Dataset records
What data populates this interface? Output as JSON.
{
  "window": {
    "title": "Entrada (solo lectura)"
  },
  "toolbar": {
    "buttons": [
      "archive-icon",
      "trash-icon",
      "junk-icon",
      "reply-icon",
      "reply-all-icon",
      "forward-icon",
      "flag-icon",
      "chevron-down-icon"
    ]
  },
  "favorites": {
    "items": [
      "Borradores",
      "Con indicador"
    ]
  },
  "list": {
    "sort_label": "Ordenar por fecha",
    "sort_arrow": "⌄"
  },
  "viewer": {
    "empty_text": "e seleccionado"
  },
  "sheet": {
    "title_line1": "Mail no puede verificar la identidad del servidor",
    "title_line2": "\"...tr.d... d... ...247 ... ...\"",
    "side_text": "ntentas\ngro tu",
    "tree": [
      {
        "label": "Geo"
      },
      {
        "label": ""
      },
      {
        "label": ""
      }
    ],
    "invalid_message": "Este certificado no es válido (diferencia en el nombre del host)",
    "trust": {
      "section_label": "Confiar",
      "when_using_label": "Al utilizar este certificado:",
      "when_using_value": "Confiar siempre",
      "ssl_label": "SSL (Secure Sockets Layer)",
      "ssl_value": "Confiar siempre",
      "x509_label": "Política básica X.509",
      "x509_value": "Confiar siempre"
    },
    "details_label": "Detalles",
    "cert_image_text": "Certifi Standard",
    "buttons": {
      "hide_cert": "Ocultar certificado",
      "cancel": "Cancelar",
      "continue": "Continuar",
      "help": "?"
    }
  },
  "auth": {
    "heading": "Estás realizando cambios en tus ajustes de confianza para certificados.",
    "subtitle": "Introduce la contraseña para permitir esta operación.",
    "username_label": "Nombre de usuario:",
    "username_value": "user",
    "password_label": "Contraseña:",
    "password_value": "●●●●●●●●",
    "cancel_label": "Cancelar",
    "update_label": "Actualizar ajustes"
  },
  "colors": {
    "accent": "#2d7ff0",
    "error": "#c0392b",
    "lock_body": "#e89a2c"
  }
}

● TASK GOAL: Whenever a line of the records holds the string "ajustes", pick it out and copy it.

● COMPLETED EXERCISE:
    "heading": "Estás realizando cambios en tus ajustes de confianza para certificados.",
    "update_label": "Actualizar ajustes"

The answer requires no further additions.